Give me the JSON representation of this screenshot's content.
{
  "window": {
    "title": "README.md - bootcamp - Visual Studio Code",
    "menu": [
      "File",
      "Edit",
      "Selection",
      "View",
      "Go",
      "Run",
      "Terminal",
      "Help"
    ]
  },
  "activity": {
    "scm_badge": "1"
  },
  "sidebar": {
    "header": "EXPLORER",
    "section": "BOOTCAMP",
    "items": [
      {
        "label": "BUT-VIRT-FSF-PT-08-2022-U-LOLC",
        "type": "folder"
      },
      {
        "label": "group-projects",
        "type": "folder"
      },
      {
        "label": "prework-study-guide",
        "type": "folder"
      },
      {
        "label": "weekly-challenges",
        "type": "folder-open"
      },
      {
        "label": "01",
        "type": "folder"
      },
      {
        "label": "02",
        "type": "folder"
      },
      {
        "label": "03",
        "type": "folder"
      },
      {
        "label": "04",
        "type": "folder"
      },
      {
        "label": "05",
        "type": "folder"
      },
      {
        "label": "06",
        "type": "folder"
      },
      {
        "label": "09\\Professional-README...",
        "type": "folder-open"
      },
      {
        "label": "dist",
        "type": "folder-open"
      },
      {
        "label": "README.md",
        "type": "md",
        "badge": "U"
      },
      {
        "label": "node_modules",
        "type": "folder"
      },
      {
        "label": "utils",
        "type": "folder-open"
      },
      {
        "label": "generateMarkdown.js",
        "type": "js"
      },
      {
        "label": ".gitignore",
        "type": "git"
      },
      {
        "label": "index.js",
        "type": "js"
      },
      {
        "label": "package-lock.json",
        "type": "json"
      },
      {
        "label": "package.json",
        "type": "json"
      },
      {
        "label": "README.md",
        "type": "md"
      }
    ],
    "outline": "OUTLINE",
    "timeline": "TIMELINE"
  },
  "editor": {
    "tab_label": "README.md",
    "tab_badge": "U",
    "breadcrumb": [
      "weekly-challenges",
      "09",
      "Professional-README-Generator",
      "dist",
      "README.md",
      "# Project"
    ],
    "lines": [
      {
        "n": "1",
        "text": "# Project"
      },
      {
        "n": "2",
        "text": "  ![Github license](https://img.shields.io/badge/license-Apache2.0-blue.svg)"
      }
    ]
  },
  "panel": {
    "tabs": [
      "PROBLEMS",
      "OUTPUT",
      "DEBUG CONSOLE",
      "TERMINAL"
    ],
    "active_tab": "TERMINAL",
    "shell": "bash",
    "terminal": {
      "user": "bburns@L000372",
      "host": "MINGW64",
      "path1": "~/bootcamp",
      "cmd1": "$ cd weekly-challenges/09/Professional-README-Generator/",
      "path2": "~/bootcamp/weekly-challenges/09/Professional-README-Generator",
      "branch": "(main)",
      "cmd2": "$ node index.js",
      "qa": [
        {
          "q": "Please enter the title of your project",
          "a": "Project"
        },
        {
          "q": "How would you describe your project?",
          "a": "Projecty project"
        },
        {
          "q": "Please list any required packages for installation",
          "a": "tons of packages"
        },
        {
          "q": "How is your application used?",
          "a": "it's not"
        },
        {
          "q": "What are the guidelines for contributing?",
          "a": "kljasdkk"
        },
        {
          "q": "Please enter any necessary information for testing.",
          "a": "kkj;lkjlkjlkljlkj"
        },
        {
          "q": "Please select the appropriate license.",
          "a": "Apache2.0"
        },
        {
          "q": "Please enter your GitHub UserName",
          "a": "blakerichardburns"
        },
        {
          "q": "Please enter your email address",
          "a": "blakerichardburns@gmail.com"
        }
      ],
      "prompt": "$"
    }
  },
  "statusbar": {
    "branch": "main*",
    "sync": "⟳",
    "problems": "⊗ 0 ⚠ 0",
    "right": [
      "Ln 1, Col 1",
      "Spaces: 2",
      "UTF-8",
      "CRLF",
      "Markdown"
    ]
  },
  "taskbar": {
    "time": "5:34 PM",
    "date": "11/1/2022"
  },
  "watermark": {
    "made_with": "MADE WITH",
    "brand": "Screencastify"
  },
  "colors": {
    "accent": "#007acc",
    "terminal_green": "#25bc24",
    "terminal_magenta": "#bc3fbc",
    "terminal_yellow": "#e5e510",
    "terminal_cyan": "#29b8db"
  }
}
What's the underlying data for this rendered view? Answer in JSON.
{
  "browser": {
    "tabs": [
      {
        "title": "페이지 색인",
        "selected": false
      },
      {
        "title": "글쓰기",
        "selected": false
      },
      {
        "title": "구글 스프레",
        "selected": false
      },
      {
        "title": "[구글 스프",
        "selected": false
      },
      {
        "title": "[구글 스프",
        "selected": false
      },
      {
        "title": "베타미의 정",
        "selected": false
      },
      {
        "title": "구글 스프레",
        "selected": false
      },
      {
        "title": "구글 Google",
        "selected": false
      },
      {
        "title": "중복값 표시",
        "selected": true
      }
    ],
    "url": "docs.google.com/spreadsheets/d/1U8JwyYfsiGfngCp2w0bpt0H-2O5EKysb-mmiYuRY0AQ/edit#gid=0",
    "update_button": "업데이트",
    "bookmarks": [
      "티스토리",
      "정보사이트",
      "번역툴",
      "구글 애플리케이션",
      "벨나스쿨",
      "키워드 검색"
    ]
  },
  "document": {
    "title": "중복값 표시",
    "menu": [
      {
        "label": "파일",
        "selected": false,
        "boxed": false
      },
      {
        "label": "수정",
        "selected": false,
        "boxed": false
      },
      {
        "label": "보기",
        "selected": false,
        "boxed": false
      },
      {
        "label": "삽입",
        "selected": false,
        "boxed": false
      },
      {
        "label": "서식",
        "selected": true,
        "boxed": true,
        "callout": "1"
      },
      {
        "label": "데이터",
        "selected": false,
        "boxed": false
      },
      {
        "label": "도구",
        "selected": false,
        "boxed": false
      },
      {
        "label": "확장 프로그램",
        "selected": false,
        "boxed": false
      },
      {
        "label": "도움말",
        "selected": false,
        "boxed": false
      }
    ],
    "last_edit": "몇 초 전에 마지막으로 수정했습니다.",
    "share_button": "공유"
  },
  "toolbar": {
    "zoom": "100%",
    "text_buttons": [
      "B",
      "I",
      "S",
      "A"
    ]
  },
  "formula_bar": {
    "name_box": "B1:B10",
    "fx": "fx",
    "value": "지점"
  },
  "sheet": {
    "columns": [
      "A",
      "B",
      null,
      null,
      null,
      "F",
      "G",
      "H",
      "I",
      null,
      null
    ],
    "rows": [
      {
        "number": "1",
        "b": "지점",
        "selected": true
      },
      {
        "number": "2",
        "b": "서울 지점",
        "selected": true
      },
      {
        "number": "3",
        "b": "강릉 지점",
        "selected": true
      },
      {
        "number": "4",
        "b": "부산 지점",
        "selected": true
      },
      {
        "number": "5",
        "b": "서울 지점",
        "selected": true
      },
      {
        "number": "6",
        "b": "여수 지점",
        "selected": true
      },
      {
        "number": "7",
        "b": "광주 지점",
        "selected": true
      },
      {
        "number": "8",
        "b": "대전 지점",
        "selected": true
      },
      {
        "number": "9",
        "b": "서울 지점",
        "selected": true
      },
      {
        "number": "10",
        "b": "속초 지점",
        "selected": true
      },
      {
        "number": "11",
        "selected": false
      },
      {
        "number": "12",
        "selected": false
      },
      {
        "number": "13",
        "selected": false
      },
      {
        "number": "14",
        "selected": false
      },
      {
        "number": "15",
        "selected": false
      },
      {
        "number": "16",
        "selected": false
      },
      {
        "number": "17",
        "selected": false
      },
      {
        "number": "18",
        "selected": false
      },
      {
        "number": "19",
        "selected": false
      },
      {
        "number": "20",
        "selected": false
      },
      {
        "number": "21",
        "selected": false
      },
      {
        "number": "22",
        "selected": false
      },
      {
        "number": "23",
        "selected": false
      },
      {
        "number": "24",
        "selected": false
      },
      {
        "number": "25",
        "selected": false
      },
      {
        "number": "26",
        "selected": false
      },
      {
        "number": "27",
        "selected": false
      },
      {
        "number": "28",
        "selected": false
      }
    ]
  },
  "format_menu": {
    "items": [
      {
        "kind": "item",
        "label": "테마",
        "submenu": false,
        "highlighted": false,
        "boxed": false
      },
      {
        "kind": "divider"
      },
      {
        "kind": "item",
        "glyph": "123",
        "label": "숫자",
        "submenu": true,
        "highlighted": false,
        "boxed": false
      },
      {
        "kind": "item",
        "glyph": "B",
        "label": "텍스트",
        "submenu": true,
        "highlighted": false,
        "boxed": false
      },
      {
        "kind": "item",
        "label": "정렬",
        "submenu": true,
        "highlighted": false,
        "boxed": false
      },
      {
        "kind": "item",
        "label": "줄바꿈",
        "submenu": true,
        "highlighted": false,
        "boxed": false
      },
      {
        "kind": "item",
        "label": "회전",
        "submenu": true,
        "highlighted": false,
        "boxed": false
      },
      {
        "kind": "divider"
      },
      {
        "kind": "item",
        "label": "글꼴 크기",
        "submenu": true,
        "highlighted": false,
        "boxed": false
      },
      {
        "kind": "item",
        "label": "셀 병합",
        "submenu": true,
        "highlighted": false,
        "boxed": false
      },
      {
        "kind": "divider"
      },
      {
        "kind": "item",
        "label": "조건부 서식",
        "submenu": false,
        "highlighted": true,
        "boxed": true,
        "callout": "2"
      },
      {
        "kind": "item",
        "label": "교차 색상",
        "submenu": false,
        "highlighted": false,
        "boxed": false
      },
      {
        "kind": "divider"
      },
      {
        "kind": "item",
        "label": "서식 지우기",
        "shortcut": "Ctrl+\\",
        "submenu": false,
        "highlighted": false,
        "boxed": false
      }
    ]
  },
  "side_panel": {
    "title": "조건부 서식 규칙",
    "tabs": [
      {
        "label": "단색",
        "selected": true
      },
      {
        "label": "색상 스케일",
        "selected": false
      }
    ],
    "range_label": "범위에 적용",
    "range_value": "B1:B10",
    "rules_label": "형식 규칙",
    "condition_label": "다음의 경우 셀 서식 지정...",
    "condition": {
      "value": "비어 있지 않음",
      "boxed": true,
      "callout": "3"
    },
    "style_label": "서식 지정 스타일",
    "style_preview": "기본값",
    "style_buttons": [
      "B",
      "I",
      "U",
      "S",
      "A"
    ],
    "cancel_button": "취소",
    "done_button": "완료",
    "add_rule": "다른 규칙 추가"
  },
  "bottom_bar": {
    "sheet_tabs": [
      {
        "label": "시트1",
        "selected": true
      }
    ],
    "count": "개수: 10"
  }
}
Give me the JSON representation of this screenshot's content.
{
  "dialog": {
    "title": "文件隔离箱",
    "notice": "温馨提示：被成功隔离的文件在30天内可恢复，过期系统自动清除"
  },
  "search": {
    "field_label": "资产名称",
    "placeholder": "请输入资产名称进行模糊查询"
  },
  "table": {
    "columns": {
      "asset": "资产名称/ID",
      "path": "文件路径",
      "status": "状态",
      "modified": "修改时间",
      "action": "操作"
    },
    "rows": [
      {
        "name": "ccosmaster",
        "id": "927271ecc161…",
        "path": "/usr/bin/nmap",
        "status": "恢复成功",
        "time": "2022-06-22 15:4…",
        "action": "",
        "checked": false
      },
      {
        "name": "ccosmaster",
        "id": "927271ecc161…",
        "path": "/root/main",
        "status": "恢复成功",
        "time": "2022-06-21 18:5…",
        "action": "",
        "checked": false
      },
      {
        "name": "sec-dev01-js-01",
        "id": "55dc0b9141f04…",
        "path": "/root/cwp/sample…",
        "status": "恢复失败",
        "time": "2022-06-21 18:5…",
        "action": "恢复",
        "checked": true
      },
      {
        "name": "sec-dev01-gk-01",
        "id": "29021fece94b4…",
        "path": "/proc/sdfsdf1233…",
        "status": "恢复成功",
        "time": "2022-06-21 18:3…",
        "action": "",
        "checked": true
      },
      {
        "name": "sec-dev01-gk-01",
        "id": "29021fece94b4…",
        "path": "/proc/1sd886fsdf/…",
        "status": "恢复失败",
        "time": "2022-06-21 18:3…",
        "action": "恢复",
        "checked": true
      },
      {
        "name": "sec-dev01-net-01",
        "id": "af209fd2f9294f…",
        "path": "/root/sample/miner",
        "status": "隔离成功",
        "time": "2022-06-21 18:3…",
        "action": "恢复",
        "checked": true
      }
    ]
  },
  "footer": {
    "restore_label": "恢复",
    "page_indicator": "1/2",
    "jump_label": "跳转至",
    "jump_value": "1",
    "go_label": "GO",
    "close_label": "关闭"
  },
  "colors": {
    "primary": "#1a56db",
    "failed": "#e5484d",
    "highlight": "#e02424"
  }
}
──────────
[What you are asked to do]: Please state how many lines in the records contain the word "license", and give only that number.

[Output for this exercise]: 2